Grüner Veltliner is rare enough in New Zealand, but one with six years of bottle age is unique. But what a brilliant wine this is. Part of Matt Thomson and Sophie Parker-Thomson’s off-the-wall series of small volume Kiwi whites and reds, this wouldn’t look out of place in a line up of top Austrian examples of the grape. Partially barrel fermented in larger French oak barrels, it’s bright, focused and remarkably youthful, with notes of bay leaf and white pepper, crunchy minerality and pear and citrus fruit.
Marks & Spencer have culled a lot of the quirkier wines in their range of late, so I’m delighted that this left-field, skin-fermented white from Georgia, the so-called cradle of wine, is still on its shelves.
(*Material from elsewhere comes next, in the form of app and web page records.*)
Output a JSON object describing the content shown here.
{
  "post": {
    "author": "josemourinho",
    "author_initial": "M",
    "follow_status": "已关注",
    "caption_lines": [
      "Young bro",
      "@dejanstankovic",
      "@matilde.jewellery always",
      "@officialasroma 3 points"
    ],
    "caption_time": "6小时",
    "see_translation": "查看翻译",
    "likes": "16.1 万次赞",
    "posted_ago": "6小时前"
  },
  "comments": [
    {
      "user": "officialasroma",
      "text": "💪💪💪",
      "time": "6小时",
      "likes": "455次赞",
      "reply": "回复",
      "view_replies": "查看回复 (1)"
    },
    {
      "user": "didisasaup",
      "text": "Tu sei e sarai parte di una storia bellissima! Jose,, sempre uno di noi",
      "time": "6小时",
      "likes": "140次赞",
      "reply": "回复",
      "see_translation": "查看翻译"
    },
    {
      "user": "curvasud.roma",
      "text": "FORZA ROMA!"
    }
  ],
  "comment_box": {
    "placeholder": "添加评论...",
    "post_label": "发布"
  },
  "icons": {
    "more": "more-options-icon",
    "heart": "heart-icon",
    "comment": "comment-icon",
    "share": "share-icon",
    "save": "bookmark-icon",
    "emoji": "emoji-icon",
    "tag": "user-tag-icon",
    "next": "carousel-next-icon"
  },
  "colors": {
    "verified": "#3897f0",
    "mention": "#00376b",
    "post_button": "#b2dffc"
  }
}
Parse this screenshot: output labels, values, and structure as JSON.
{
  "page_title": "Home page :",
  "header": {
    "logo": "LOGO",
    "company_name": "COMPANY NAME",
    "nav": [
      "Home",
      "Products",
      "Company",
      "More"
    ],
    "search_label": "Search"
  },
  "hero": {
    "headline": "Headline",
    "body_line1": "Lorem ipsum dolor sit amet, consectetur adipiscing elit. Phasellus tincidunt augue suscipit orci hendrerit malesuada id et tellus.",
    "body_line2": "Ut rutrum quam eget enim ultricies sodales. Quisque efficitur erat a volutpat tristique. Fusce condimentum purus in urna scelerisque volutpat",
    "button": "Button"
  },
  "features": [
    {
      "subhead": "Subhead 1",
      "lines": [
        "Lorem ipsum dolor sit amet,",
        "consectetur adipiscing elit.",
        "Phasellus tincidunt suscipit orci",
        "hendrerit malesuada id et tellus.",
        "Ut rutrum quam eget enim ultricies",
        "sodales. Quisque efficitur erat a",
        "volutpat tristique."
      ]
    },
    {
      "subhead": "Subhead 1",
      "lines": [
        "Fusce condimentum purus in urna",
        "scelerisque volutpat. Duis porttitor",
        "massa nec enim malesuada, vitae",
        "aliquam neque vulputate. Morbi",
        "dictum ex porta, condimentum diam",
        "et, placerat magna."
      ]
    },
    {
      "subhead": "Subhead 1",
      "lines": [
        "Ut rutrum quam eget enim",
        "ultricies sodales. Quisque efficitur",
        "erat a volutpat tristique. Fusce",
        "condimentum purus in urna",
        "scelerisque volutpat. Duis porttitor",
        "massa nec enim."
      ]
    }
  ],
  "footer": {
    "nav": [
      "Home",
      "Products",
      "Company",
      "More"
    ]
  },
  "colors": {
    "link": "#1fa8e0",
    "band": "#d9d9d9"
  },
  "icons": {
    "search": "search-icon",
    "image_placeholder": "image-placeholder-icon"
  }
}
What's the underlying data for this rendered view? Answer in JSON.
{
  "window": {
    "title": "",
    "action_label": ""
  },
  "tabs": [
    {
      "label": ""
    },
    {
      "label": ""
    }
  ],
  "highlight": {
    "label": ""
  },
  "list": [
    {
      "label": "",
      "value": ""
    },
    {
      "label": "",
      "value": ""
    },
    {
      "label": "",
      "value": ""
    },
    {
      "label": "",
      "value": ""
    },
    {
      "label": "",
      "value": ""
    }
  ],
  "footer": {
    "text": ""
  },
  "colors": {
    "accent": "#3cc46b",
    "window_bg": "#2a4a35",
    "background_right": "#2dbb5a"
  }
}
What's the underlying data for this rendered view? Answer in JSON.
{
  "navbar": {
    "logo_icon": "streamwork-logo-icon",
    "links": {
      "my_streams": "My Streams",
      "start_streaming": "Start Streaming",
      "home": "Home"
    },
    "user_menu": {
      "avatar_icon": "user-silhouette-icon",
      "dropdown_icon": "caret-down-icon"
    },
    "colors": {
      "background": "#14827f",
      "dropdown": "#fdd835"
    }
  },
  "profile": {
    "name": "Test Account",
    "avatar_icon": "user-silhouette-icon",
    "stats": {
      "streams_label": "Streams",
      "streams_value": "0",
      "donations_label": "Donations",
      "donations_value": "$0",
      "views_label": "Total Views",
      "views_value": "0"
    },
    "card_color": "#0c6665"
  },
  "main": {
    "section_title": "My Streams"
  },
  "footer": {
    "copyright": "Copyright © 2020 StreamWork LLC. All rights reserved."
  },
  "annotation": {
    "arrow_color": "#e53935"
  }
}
Made from the local Rkatsiteli grape in the limestone-dominated area of Kakheti, it has funky, earthy, quince and orange peel flavours and some tannic grip. Dry and unusual, it’s a textbook introduction to wines fermented in clay pots, or qvevri.
Consistently among New Zealand’s best Chardonnays and a wine that ages extremely well under screwcap, this wild-yeast fermented white hails from the Home and Rosie’s Blocks at Neudorf’s vineyards in Upper Moutere. Fresh, elegant and savoury, it has deftly interwoven (12% new) French oak, flavours of citrus and cinnamon, impressive focus and a tangy, mineral-edged core. A very classy, well-judged white.
The kind of thing that wouldn’t look out of place in a line up of New Wave South African Chenin Blancs, this superb organic Loire Valley example from Alexandre Cady has a winning combination of richness, lees-derived complexity, subtle 30% new oak and thrilling acidity. Flavours of pear, apple and quince combine beautifully on the palate with undertones of baking spices and a long, refreshing finish.
One of a number of wines at Marks & Spencer to have benefited from a new lower price, this is just the thing for the warmer weather: a light, tangy, spritzy white made from three local Portuguese grapes – Loureiro, Arinto and a splash of Trajadura – and showing lip smacking flavours of green apple, citrus peel and white pepper. Wonderfully crisp and refreshing.
The Roussillon region, which forms part of France’s border with Spain, is best known for its reds and fortified wines, but can make surprisingly impressive whites, too. Jérôme Collas makes small amounts of this deliciously characterful white blend from a combination of old-vine Grenache Gris, Grenache Blanc and Macabeu, grown at a cool 350 metres. The result is a taut, herbal, savoury white with refreshing acidity, a nutty, salty tang and hints of white flowers and fresh pears. One of number of great Roussillon selections from Joie de Vin.
Not as well known as the Dog Point Sauvignon Blanc releases, but every bit as good in my opinion, this is frequently among my favourite South Island Chardonnays. Toasty, savoury and enticing, it has citrus and beeswax notes supported by fresh, palate cleasning acidity and a nutty finish. Just starting to develop bottle-aged complexity.
A wine that’s consistently a match for all but the very best (and much more expensive) wines of Pessac-Léognan, this deftly oaked Marlborough Sauvignon ages brilliantly too. Leesy, rich yet beautifully balanced, it combines flavours of vanilla spice, gooseberry fool, lanolin and vivid acidity. One of the region’s very best expressions of the grape.